• What this task involves
Where does the string "SyncEnable" occur in the records? Copy each line that holds it.

• Recorded data

****

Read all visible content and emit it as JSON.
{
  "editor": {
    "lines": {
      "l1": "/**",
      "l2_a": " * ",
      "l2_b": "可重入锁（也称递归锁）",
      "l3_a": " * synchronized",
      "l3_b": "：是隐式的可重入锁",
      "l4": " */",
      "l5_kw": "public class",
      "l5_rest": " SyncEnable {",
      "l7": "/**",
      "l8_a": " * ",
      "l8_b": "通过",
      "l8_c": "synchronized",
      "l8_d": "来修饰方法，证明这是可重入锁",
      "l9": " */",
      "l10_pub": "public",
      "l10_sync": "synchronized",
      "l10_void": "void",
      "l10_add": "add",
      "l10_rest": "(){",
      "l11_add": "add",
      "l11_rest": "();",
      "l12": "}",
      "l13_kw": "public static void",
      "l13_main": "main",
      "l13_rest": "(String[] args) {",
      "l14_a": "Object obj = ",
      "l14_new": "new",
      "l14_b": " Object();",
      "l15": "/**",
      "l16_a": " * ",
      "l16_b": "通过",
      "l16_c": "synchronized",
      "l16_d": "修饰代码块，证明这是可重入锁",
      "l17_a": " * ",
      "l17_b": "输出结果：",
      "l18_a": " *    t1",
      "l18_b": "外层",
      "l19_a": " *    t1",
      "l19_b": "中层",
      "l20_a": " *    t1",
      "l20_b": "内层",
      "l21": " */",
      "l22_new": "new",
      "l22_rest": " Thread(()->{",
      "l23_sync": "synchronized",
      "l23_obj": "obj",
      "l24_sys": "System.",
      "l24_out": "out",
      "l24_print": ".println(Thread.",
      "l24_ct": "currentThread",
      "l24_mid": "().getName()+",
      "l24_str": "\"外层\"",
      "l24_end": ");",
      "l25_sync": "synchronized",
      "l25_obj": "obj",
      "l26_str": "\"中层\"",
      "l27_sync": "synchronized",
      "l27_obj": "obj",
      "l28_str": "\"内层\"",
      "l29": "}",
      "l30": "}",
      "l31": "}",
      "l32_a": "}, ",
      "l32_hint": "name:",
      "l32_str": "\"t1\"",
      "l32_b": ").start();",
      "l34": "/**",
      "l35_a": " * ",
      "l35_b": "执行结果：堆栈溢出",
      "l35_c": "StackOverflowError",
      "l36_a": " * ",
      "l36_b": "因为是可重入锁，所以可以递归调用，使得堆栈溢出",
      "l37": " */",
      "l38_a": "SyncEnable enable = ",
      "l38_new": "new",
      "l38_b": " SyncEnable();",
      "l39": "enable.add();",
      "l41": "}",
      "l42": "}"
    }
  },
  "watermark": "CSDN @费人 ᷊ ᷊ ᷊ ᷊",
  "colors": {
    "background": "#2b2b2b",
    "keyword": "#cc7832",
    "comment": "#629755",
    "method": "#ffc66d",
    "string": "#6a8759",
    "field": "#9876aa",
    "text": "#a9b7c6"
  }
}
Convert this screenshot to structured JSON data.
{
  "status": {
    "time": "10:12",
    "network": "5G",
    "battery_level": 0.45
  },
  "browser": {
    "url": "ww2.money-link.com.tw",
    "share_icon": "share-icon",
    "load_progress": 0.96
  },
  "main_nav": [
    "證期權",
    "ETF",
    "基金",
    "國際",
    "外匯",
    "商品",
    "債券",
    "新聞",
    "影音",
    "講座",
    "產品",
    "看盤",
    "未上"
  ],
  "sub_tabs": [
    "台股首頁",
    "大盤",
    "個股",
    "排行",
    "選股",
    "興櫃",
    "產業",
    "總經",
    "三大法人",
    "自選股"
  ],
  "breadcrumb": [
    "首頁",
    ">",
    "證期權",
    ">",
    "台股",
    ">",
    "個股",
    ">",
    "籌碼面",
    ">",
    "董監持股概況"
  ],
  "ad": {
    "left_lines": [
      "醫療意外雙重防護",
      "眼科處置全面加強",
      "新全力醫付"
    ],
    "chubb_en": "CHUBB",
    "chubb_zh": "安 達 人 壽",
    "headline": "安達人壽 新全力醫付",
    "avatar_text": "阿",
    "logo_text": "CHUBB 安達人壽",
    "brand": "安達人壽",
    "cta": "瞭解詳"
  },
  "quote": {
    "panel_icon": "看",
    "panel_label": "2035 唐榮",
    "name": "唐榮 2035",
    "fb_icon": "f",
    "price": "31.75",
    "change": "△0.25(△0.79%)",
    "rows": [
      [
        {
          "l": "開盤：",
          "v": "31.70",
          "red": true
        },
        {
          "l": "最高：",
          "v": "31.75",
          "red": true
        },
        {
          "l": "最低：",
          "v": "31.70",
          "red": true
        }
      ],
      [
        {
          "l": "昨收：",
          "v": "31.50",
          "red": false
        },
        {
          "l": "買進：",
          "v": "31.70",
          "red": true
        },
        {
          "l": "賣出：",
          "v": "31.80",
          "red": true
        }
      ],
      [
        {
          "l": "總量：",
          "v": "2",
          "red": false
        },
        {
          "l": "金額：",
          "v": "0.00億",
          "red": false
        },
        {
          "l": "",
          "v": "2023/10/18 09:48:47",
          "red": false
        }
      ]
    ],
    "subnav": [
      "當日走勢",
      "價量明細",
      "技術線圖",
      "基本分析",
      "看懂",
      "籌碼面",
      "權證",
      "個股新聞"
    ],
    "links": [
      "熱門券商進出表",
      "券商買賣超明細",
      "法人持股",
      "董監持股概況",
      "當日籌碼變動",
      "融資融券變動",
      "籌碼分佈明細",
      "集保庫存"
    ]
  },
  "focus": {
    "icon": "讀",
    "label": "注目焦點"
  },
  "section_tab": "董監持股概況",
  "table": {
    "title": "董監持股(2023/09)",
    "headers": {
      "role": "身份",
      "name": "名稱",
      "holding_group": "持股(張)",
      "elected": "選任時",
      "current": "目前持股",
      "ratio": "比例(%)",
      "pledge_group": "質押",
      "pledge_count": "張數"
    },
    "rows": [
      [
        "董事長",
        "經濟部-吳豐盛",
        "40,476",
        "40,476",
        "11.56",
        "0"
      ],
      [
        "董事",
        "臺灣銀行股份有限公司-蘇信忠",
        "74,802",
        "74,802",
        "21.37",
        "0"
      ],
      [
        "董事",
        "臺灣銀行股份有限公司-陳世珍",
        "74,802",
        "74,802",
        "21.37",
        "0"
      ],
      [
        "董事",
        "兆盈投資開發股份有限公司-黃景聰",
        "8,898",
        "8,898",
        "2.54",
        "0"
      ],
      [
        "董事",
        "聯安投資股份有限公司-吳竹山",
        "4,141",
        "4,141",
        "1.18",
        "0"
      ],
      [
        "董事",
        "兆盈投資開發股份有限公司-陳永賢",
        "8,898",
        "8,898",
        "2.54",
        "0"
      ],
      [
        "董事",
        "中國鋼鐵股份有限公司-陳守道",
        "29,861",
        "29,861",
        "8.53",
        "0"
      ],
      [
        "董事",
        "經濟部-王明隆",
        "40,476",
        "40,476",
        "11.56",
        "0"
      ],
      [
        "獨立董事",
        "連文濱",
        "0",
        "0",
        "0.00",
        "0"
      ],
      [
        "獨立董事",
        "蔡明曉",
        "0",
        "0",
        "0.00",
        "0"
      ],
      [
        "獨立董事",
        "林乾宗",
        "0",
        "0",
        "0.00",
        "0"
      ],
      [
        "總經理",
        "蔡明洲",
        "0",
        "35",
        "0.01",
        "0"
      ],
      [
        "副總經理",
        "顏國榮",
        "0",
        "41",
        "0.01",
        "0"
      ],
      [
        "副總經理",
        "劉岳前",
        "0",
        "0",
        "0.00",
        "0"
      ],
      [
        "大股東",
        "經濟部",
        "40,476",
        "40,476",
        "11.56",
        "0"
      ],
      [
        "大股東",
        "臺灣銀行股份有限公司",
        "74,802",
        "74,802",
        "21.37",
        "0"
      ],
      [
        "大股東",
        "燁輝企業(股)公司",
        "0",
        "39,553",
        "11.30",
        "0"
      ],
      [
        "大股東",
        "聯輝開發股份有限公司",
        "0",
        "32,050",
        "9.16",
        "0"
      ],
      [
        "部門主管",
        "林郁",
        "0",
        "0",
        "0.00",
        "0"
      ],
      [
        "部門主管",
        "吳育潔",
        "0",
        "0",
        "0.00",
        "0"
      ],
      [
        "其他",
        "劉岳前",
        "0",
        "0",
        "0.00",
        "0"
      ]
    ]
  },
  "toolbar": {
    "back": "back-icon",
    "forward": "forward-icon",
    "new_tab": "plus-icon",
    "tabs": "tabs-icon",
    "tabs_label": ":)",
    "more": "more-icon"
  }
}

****

• Answer box
      "l5_rest": " SyncEnable {",
      "l38_a": "SyncEnable enable = ",
      "l38_b": " SyncEnable();",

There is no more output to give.